This “every third day” thing is getting to be something of a rut. It’s not a goal to do that, but it’s the way things have gone for a bit here. But I’ve got a couple things that might interest you history buffs on today’s list, so we’ll see if I can get both in. First for this morning…
Today’s History Lesson has made no secret of the fact that Field Marshal Erwin Rommel was a most capable tactician, one of Germany’s finest. And rightly so…history has pretty well established it. It’s no surprise that he was revered by the German people. He had his detractors in the circle that was the German military, but most military authorities knew he was a gifted leader. And it’s no shock that Allied leaders, all the way up the chain, respected both his conduct of war and his conduct in war. He was tough but chivalrous…a brutal opponent on the battlefield and one who detested brutality when the battle was done.
But of course, in war, the opponent you respect the most is the guy on which you place the biggest target.
A year ago, we talked about Operation Crusader. This British-led offensive had as its goal the relief of Tobruk. Located in Libya (just west of the Egyptian border), it had been under siege by Rommel’s forces since April of 1941. It was hoped that General Claude Auckinleck’s forces would come in and break the siege…just before Rommel could strike (what he thought would be) the victory blow.
So, if you’re going to attack Rommel’s forces, wouldn’t it be great if the head guy could be taken out of the picture? The British thought so, and launched Operation Flipper. It sounds all nice like that friendly dolphin that was on TV years ago with Annette Funicello or Gidget or whoever, but don’t kid yourself. Operation Flipper had as its main objective the death or capture of Erwin Rommel.
The mission began on the evening of November 14th. A pair of British subs arrived to drop off the assualt team, but horrible weather conditions and strong surf meant that only about half of them made it to shore, the others remaining on-ship. The target was Beda Littoria, roughly 20 miles from the drop-zone and more than 100 miles further west of Torbruk. It was there that Rommel was reportedly headquartered and had a villa.

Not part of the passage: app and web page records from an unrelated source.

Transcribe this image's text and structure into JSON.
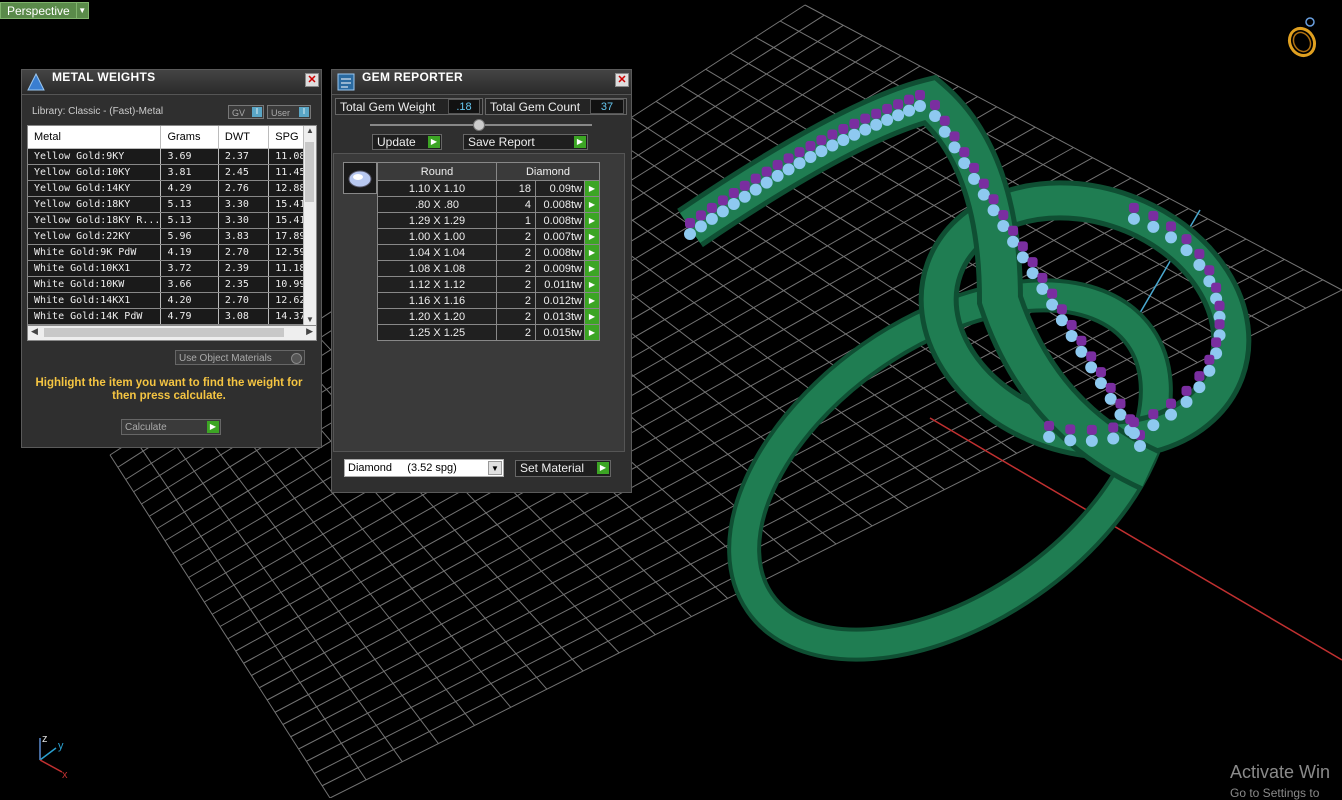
{
  "viewport": {
    "tab_label": "Perspective",
    "watermark_title": "Activate Win",
    "watermark_sub": "Go to Settings to"
  },
  "metal_weights": {
    "title": "METAL WEIGHTS",
    "library": "Library: Classic - (Fast)-Metal",
    "toggle_gv": "GV",
    "toggle_user": "User",
    "columns": [
      "Metal",
      "Grams",
      "DWT",
      "SPG"
    ],
    "rows": [
      [
        "Yellow Gold:9KY",
        "3.69",
        "2.37",
        "11.08"
      ],
      [
        "Yellow Gold:10KY",
        "3.81",
        "2.45",
        "11.45"
      ],
      [
        "Yellow Gold:14KY",
        "4.29",
        "2.76",
        "12.88"
      ],
      [
        "Yellow Gold:18KY",
        "5.13",
        "3.30",
        "15.41"
      ],
      [
        "Yellow Gold:18KY R...",
        "5.13",
        "3.30",
        "15.41"
      ],
      [
        "Yellow Gold:22KY",
        "5.96",
        "3.83",
        "17.89"
      ],
      [
        "White Gold:9K PdW",
        "4.19",
        "2.70",
        "12.59"
      ],
      [
        "White Gold:10KX1",
        "3.72",
        "2.39",
        "11.18"
      ],
      [
        "White Gold:10KW",
        "3.66",
        "2.35",
        "10.99"
      ],
      [
        "White Gold:14KX1",
        "4.20",
        "2.70",
        "12.62"
      ],
      [
        "White Gold:14K PdW",
        "4.79",
        "3.08",
        "14.37"
      ]
    ],
    "use_object_materials": "Use Object Materials",
    "hint": "Highlight the item you want to find the weight for then press calculate.",
    "calculate_label": "Calculate"
  },
  "gem_reporter": {
    "title": "GEM REPORTER",
    "total_weight_label": "Total Gem Weight",
    "total_weight_value": ".18",
    "total_count_label": "Total Gem Count",
    "total_count_value": "37",
    "update_label": "Update",
    "save_report_label": "Save Report",
    "shape_header": "Round",
    "material_header": "Diamond",
    "gems": [
      [
        "1.10 X 1.10",
        "18",
        "0.09tw"
      ],
      [
        ".80 X .80",
        "4",
        "0.008tw"
      ],
      [
        "1.29 X 1.29",
        "1",
        "0.008tw"
      ],
      [
        "1.00 X 1.00",
        "2",
        "0.007tw"
      ],
      [
        "1.04 X 1.04",
        "2",
        "0.008tw"
      ],
      [
        "1.08 X 1.08",
        "2",
        "0.009tw"
      ],
      [
        "1.12 X 1.12",
        "2",
        "0.011tw"
      ],
      [
        "1.16 X 1.16",
        "2",
        "0.012tw"
      ],
      [
        "1.20 X 1.20",
        "2",
        "0.013tw"
      ],
      [
        "1.25 X 1.25",
        "2",
        "0.015tw"
      ]
    ],
    "material_select": "Diamond     (3.52 spg)",
    "set_material_label": "Set Material"
  },
  "axes": {
    "z": "z",
    "y": "y",
    "x": "x"
  },
  "colors": {
    "ring_green": "#1f7d52",
    "gem_purple": "#7a2ea0",
    "gem_blue": "#8ec9f0",
    "grid": "#9a9a9a",
    "hint_yellow": "#f5c542",
    "button_green": "#3ca524"
  }
}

Over the next couple days, the commandos, led by Lt. Col. Geoffrey Keyes, made their way to Beda Littoria, fighting rains, cold, and lots of mud. And if things were bad leading up to the raid, they only got worse when the bullets started flying.
The raid began just before midnight on November 17, 1941. Keyes was shot and killed almost immediately, and things just went downhill. Rommel wasn’t in the villa, and he wasn’t in the HQ. In fact, he wasn’t anywhere on the African continent. He was in Rome, and not due back until the following day. The British had missed their opportunity by 24 hours.
It gets worse. The surviving commandos were forced to make their way back to the beach. When they arrived, the weather was still so bad that they couldn’t get to the subs. And then they were discovered by the enemy and forced to scatter. In the end, only 2 men reached safety of the 37 that made it to shore on the 14th. The rest were killed or captured.
Operation Flipper was a major Flopper.
And Field Marshal Rommel, even as the main target, responded with the class and dignity many of his German peers sorely lacked. He ordered that Lt. Col. Keyes be buried in a Catholic cemetery…with full military honors.
Recommended Reading: The Story of the No. 11 Commandos – All of their exploits, with a detailed look at Operation Flipper.